All that should appear is the line containing "Give me the" and the lines after it in the records below, each reproduced exactly.

Data excerpts:
^^^^^^^^^^^^^^^^

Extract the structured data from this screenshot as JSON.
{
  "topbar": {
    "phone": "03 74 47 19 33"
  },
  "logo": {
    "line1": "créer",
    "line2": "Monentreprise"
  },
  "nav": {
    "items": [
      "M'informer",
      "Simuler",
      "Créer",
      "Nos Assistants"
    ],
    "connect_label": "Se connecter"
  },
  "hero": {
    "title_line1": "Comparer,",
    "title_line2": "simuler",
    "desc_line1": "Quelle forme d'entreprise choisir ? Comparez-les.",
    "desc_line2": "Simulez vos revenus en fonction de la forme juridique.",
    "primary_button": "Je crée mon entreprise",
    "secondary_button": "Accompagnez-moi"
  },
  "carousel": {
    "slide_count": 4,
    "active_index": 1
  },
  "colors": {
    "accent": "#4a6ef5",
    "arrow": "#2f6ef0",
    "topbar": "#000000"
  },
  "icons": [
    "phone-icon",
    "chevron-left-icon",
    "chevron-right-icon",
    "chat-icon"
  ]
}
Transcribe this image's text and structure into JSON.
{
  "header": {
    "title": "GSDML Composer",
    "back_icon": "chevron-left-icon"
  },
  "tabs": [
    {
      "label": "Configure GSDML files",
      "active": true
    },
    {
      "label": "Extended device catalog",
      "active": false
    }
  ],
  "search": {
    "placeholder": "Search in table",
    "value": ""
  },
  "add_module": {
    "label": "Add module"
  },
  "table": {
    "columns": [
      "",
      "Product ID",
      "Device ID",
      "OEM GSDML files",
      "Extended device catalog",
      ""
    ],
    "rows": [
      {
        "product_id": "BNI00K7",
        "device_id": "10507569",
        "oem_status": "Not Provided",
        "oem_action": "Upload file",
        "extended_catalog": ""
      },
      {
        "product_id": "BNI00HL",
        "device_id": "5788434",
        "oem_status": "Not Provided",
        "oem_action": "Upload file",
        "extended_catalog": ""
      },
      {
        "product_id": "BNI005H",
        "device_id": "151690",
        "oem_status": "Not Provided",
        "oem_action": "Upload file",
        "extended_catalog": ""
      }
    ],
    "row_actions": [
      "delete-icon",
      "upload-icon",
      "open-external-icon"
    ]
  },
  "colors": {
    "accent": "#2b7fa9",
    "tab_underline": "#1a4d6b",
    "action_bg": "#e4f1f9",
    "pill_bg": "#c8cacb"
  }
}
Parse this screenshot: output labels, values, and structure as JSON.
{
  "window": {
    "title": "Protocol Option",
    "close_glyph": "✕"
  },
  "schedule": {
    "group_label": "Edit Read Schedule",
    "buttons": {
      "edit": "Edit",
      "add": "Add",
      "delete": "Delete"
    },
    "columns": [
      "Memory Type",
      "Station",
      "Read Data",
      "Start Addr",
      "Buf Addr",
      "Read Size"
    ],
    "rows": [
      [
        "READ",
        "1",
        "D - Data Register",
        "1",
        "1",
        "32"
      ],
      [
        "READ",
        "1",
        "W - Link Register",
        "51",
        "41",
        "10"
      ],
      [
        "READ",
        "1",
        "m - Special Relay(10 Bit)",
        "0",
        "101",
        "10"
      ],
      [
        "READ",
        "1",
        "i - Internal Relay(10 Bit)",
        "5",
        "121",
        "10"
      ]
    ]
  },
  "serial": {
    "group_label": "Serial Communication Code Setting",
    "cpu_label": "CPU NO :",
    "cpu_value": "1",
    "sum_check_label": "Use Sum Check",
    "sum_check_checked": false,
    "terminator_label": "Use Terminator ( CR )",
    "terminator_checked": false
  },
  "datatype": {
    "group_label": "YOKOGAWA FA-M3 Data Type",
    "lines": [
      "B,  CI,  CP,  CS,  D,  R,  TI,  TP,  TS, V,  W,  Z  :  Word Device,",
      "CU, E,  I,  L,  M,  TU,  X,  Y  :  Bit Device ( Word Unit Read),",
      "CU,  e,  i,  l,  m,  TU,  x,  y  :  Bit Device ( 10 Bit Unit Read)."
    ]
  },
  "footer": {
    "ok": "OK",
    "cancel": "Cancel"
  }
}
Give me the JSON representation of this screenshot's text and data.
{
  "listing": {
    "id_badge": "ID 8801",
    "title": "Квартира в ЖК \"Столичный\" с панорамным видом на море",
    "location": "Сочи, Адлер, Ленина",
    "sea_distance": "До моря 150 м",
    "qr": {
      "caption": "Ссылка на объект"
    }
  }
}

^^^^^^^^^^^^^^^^

Response area:
Give me the JSON representation of this screenshot's text and data.
{
  "listing": {
    "id_badge": "ID 8801",
    "title": "Квартира в ЖК \"Столичный\" с панорамным видом на море",
    "location": "Сочи, Адлер, Ленина",
    "sea_distance": "До моря 150 м",
    "qr": {
      "caption": "Ссылка на объект"
    }
  }
}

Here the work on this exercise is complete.